EB Units List

Erínamesh ana-Arabim (East Coast Levies)

Not Available Weapons
Primary Secondary Armour: 4 Morale: 9
Type: spear sword Shield: 3 Discipline: impetuous
Attack: 12 9 Skill: 8 Training: untrained
Charge: 4 4 Recruitment Other
Lethality: 0.13 0.1 Soldiers: 60 Hit Points: 1
Range: 0 0 Cost: 1027 Mass: 1.05
Ammo: 0 0 Upkeep: 257
Turns: 1
Primary Weapon Attributes: Light spear
Attributes: Can board ships, Can hide in forest, Very Hardy
Formation: Square Side/Back spacing: 1.2 / 1.4
Ownership: Aedui, Arche Seleukeia, Arverni, As'Sab'yn wal'Jau, Baktria, Casse, Epeiros, Getai, Hayasdan, Iberia, Koinon Hellenon, Makedonia, Pahlav, Pontos, Ptolemaioi, Safot Softim biKarthadast, Saka, Sauromatae, Senatvs Popvlvsqve Romanvs, Swebozez, Eleutheroi

These raiders and pirates dominate the military stage of Eastern Arabia around Gerrha and historical Oman. In nature, they are pirates able to conduct warfare in the desert as light infantry.

Very Hardy

These raiders and pirates dominate the military stage of Eastern Arabia around Gerrha and historical Oman. In nature, they are light infantry equipped with padded armour worn over their dishdasha tunics, giving them some protection against arrow-fire. They carry shields made of wicker, osier and reed as well as that of hides and leather. They are swift, agile and their spears give them some edge over light cavalry. As they are more accustomed to the hot climate, these pirates and raiders make excellent desert warriors, albeit they are neither very disciplined or formally trained; Their loyalty is only a measure of the wages ordained by their paymaster.

Historically, the area around historical Gerrha and Oman, (Called "Mâzûn", by the subsequent Parthians and the Sassanians who came to dominate the political scene around the entire Persian Gulf) bolstered such warriors in an environment that demanded skill in naval trade and a tough bulwark adept in desert warfare. The natives of Gerrha were heavily influenced by Chaldaeans who were said to have built the city of Gerrha "entirely on blocks and slabs of salt" while the natives of Oman were more influenced by the Iranians over the strait of Hôrmûz. These Arabians were proficient in trading and in sea-faring, extending their influence as far as Dravidia in southern India, rivalling against the Nabataean Arabs to the west.
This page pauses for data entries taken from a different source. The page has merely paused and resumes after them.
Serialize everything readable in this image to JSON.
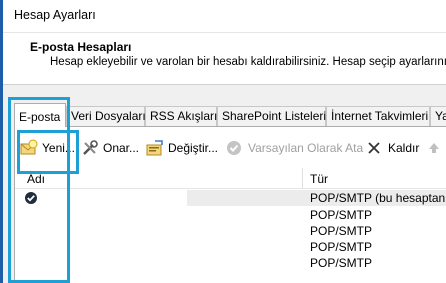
{
  "window": {
    "title": "Hesap Ayarları"
  },
  "header": {
    "section_title": "E-posta Hesapları",
    "description": "Hesap ekleyebilir ve varolan bir hesabı kaldırabilirsiniz. Hesap seçip ayarlarını d"
  },
  "tabs": [
    {
      "label": "E-posta",
      "active": true
    },
    {
      "label": "Veri Dosyaları"
    },
    {
      "label": "RSS Akışları"
    },
    {
      "label": "SharePoint Listeleri"
    },
    {
      "label": "İnternet Takvimleri"
    },
    {
      "label": "Ya"
    }
  ],
  "toolbar": {
    "new": {
      "label": "Yeni...",
      "icon": "new-account-icon"
    },
    "repair": {
      "label": "Onar...",
      "icon": "repair-tools-icon"
    },
    "change": {
      "label": "Değiştir...",
      "icon": "change-account-icon"
    },
    "set_default": {
      "label": "Varsayılan Olarak Ata",
      "icon": "check-circle-icon",
      "enabled": false
    },
    "remove": {
      "label": "Kaldır",
      "icon": "close-icon"
    },
    "move_up": {
      "icon": "arrow-up-icon",
      "enabled": false
    }
  },
  "accounts_table": {
    "columns": [
      "Adı",
      "Tür"
    ],
    "rows": [
      {
        "type": "POP/SMTP (bu hesaptan va",
        "default": true,
        "selected": true
      },
      {
        "type": "POP/SMTP"
      },
      {
        "type": "POP/SMTP"
      },
      {
        "type": "POP/SMTP"
      },
      {
        "type": "POP/SMTP"
      }
    ]
  },
  "colors": {
    "highlight": "#1e9fd6",
    "window_edge": "#1e5ea8"
  }
}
It would be these Arabs who later became the stock of the later Lakhmid (Muntherid) dynasts, the powerful vassals of the Sassanians, marking a boundary between the sedentary and cosmopolitan Arabs and those who still adhered to nomadic principles.